Fergus Leterg




Artur og


Artur mor




Fergus leth-derg


Eachtra an Mhadra Mhaoil/Eachtra Mhacaoimh-an-Iolair (Tale of the Crop-eared Dog, Tale of the Eagle Boy) – two 18th century Irish Arthurian tales

Artur m. Iubar m. Ambros m. Constantin

Arthur son of Uther son of Ambrosius son of Constantinus


  • Bartrum, Peter, Early Welsh Genealogical Tracts, University of Wales, 1966.
  • Bartrum, Peter A Welsh Classical Dictionary, National Library of Wales, 1993.
  • Bourgès, A-Y. “La cour ducale de Bretagne et la légende arthurienne au bas Moyen Âge : Prolégomènes à une édition critique des fragments du Livre des faits d’Arthur”, in “A travers les îles celtiques. Mélanges à la mémoire de Gwenaël Le Duc” ( Britannia monastica n° 12), 2008, pp. 79-119. Online here.
  • Britannia, Volume 38, Society for the Promotion of Roman Studies, 2007, p. 361.
  • Bromwich, Rachel, Trioedd Ynys Prydein: The Welsh Triads. University of Wales, 1978.
  • Bromwich. Rachel and Evans, D. Simon, Culhwch and Olwen: An Edition and Study of the Oldest Arthurian Tale, University of Wales, 1992
  • Coe, John and Young, Simon, The Celtic Sources for the Arthurian Legend, Llanerch, 1995.
  • Dooley, Ann, “Arthur of the Irish: A Viable Concept?” Arthurian Literature 21, 2004, pp. 9-28.
  • Edwards, W. “The Settlement of Brittany”, Cymmrodor, Volume 11, 1892, pp. 90-91.
  • Falconer, Sheila (ed. and trans.), Lorgaireacht an tSoidhigh Naomhtha: an Early Modern Irish translation of the Quest of the Holy Grail, DIAS, 1953 (repr. 1998)
  • Gillies, William, “The ‘British’ genealogy of the Campbells”. In Celtica 23, 1999, pp. 82–95.
  • Haycock, Marged, Legendary Poems from the Book of of Taliesin, CMCS, 2007
  • Macalister, R. A. Stewart (ed. and trans),. Eachtra an Mhadra Mhaoil/Eachtra Mhacaoimh-an-Iolair (The Story of the Crop-Eared Dog/The Story of Eagle-Boy): Two Irish Arthurian Romances, . London: David Nutt, for The Irish Texts Society, 1908.
  • Wright, Neil (trans.) and Reeve, Michael (Latin text ed.), Geoffrey of Monmouth’s The History of the Kings of Britain, Boydell, 2007.
  • – The Celtic Literature Collective

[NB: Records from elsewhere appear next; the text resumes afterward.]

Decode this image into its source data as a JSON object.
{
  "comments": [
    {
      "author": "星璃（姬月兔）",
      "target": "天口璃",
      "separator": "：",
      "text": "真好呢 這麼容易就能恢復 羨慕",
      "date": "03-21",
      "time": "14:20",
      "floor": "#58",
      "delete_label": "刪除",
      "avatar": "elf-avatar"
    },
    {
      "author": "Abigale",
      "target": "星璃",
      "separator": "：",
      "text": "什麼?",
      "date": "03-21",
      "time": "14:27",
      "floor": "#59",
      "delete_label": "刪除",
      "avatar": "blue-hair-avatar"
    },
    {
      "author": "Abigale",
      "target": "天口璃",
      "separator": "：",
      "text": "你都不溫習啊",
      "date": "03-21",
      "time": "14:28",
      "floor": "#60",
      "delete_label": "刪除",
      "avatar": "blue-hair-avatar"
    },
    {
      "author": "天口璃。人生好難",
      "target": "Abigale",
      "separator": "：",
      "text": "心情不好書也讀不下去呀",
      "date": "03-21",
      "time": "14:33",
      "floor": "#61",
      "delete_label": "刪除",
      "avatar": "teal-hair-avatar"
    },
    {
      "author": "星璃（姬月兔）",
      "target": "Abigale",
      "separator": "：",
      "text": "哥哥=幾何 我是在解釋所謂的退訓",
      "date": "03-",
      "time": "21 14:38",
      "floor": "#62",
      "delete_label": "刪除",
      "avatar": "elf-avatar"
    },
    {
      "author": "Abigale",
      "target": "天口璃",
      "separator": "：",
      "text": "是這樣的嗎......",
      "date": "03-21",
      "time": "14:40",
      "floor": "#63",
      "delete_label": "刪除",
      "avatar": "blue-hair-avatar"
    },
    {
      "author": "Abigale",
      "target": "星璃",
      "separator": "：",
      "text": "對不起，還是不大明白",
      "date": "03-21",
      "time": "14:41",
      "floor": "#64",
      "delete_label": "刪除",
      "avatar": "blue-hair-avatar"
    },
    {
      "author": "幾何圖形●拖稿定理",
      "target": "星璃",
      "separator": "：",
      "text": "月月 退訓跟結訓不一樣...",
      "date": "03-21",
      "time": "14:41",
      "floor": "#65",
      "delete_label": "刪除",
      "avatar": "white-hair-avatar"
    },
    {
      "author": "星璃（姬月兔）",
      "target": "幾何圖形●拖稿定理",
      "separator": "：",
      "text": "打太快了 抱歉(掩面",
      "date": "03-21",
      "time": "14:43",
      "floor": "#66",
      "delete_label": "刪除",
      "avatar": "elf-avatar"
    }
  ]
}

Bibliography of Gaelic Arthurian Literature by Linda Gowans

Article © 2012 Christopher Gwinn – last updated September 10, 2016